On Thursday, a series of previously classified policies confirmed for the first time that the U.K.’s top surveillance agency Government Communications Headquarters (pictured above) has advised its employees: “You may in principle target the communications of lawyers.”
The U.K.’s other major security and intelligence agencies—MI5 and MI6—have adopted similar policies, the documents show. The guidelines also appear to permit surveillance of journalists and others deemed to work in “sensitive professions” handling confidential information.
The documents were made public as a result of a legal case brought against the British government by Libyan families who allege that they were subjected to extraordinary rendition and torture in a joint British-American operation that took place in 2004. After revelations about mass surveillance from National Security Agency whistleblower Edward Snowden last year, the families launched another case alleging that their communications with lawyers at human rights group Reprieve may have been spied on by the government, hindering their ability to receive a fair trial.
In a statement on Thursday, Reprieve’s legal director Cori Crider said that the new disclosures raised “troubling implications for the whole British justice system” and questioned how frequently the government had used its spy powers for unfair advantage in court.
“It’s now clear the intelligence agencies have been eavesdropping on lawyer-client conversations for years,” Crider said. “Today’s question is not whether, but how much, they have rigged the game in their favor in the ongoing court case over torture.”
Rachel Logan, a legal adviser at rights group Amnesty International, said that spying on lawyers affords the U.K. government an “unfair advantage akin to playing poker in a hall of mirrors.”
“It could mean, amazingly, that the government uses information they have got from snooping on you, against you, in a case you have brought,” Logan said. “This clearly violates an age-old principle of English law set down in the 16th century—that the correspondence between a person and their lawyer is confidential.”
In the U.S., the NSA has also been caught spying on lawyers. Earlier this year, the agency was forced to reassure attorneys that it “will continue to afford appropriate protection to privileged attorney-client communications acquired during its lawful foreign intelligence mission in accordance with privacy procedures required by Congress, approved by the Attorney General, and, as appropriate, reviewed by the Foreign Intelligence Surveillance Court.”

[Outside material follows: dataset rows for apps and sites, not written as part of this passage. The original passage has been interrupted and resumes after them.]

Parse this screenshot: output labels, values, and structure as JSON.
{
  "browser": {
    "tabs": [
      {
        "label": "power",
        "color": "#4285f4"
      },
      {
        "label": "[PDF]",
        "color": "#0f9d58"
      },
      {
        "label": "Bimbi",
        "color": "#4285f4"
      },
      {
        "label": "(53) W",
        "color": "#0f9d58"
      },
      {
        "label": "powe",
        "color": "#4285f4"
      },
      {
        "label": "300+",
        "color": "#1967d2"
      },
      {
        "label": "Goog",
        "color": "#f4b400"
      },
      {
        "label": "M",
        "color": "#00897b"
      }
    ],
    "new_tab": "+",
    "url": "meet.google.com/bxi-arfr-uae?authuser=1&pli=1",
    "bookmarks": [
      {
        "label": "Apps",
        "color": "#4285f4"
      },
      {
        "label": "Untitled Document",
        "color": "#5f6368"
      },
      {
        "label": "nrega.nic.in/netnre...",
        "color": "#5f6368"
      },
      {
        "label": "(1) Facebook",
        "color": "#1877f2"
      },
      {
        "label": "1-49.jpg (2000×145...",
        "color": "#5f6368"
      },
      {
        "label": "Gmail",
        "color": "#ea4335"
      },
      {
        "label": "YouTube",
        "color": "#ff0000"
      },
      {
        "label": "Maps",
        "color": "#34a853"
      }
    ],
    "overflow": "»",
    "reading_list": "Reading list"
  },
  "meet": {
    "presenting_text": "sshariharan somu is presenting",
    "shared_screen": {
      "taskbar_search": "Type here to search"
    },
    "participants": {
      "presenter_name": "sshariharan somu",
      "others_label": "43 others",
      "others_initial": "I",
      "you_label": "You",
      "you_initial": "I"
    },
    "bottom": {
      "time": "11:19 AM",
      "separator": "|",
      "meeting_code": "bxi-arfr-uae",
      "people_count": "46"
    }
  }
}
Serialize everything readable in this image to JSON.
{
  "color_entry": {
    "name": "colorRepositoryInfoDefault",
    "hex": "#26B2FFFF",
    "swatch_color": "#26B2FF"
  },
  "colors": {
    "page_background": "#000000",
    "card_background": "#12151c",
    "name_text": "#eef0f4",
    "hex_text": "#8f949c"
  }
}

In the U.K., the oversight of intelligence agencies is undoubtedly far more lax.
According to the documents released Thursday, in at least one case legally privileged material that was covertly intercepted by a British agency may have been used to the government’s advantage in legal cases. One passage notes that security service MI5 identified an instance in which there was potential for “tainting” a legal case after secretly intercepted privileged material apparently ended up in the hands of its lawyers.
The policies state that the targeting of lawyers “must give careful consideration to necessity and proportionality,” but the GCHQ policy document adds that each individual analyst working at the agency is “responsible for the legality” of their targeting, suggesting that a large degree of personal judgement is involved in the process. Notably, there is no judicial oversight of eavesdropping conducted by GCHQ or other British security agencies; their surveillance operations are signed off by a senior politician in government, usually the Foreign or Home Secretary.
The categories that allow the agencies to spy on lawyers or others working with “confidential” material, such as journalists, are extremely broad. One policy document from GCHQ notes:
If you wish the target the communications of a lawyer or other legal professional or other communications that are likely to result in the interception of confidential information you must:In practice, this could mean that any lawyer or an investigative journalist working on a case or story involving state secrets could be targeted on the basis that they are perceived to be working against the vaguely defined national security interests of the government. Any journalists or lawyers working on the Snowden leaks, for instance, are a prime example of potential targets under this rationale. The U.K. government has already accused anyone working to publish stories based on the Snowden documents of being engaged in terrorism—and could feasibly use this as justification to spy on their correspondence.
Have reasonable grounds to believe that they are participating in or planning activity that is against the interests of national security, the economic well-being of the UK or which in itself constitutes a serious crime.
GCHQ declined to comment for this post, referring a request from The Intercept to the government’s Home Office. A Home Office spokesperson said: “We do not comment on ongoing legal proceedings.”